By Mary Whitfill, editor-in-chief

Through the lens of her Nikon D5000, Lindsay Baer uses her photography and video-making skills to portray women’s and mental health issues, using powerful images to display how these topics have affected her own life. This weekend, the former College of Arts, Media and Design (CAMD) student will display her work as part of the 36th Fort Point Open Studios.

The Baltimore native recently moved into a space above Midway Studios. She works full time for filmmaker Raber Umphenour. Residents of the building, which is part of the Fort Point Community, are almost exclusively collaborative artists

“There’s a high density of artists in the neighborhood compared to other places in Boston,” Baer said. “I’ve met a lot of really incredible people – they’re all, or I guess mostly, older than me, so they have experiences and a way of looking at the world that I just don’t have and wasn’t really getting in school.”

Fort Point consists of various studio spaces and galleries where artists can both live and work. Twice a year, the Open Studios program gives them a chance to open their doors to the public and display their pieces.

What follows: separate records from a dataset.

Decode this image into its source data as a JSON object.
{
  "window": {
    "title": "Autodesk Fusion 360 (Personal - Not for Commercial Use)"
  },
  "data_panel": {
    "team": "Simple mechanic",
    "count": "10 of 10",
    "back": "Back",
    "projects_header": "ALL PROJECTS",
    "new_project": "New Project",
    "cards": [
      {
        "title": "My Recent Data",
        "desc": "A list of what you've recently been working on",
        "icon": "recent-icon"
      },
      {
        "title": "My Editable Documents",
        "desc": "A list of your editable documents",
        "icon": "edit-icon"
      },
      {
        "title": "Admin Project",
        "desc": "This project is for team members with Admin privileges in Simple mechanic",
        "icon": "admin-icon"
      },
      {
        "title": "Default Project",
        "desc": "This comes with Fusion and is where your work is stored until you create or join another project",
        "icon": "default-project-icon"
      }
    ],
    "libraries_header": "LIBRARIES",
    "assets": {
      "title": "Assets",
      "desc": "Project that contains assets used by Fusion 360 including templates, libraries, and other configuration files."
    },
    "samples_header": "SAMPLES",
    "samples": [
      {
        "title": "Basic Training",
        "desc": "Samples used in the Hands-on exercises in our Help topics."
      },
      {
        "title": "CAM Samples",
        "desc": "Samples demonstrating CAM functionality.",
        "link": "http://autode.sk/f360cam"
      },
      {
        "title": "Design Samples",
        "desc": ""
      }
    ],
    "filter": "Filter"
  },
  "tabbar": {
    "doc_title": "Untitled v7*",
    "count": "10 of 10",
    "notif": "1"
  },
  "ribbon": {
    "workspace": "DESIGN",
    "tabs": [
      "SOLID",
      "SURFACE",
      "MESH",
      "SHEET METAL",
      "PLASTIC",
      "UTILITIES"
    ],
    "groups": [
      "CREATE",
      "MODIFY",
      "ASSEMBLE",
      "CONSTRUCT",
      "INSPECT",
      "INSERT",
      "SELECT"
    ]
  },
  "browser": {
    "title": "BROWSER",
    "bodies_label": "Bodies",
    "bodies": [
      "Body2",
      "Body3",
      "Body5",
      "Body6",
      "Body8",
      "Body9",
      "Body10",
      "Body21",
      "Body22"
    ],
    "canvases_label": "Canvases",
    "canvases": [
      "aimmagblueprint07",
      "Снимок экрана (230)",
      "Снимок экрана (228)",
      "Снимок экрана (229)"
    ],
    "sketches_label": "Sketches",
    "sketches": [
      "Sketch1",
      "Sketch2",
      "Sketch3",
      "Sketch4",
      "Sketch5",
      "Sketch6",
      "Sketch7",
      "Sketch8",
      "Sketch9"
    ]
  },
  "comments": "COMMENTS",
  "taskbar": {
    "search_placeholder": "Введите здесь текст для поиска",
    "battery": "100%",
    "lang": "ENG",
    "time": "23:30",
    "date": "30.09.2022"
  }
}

“Part of our mission is to promote the work of our artists and to really engage with the public,” Emily O’Neil, executive director of the Fort Point Arts Community, said. “Open Studios is really the cornerstone of our mission in terms of allowing the public to see what happens inside our studios.

This year, the work of over 150 artists will be displayed at Midway Studios, Factory 63, 249 A Street Cooperative, 315 on A Street, Boston Button Factory, The Artists Building, FP3. Gallery, Atlantic Wharf, 25 Channel Center St., Grand Circle Gallery and the Boston Children’s Museum. Baer’s gallery, full mental nudity, will be on display on the second floor of Midway Studios at 15 Channel St.

“Everyone is showing out of their home, there is a group space in the the lobby and there is art up, but I’m just hanging out in my apartment,” Baer said. “I put up some work that I really like and really want to share with people – the things I feel most strongly about.”

Baer’s photography and editing style lends itself to a variety of photographic works, but she focuses specifically on self-portraits in full mental nudity.

“I picked up a camera in 10th grade and I didn’t really have friends at the time, so I just used myself as a model and that’s kind of how I got into self-portraiture,” Baer said. “It was a way for me to express myself without using words and to document myself and my existence… and also expressing things that I didn’t feel comfortable speaking out loud.”

While at Northeastern University, Baer, now 21, studied studio art, a joint degree program with CAMD and the School of the Museum of Fine Arts, before leaving to pursue art full time. Since then, Baer has worked from sun-up to sun-down to pursue her career as an artist.

“I usually work with my boss from 10 until 7. When we are on a shoot, it can be anywhere from an 8-hour shoot to a 14-hour shoot, it really just depends,” she said. “A lot of the time is spent in the studio processing footage and editing. After that, I go home and try to start focusing on my own work. I usually go to bed around 2 a.m.”

It is this kind of dedication that makes public appreciation important, O’Neil said.

“Fort Port has an unbelievably strong artist community,” she said. The artists advocate very strongly to keep Fort Point culturally relevant.”

Photo courtesy Lindsay Baer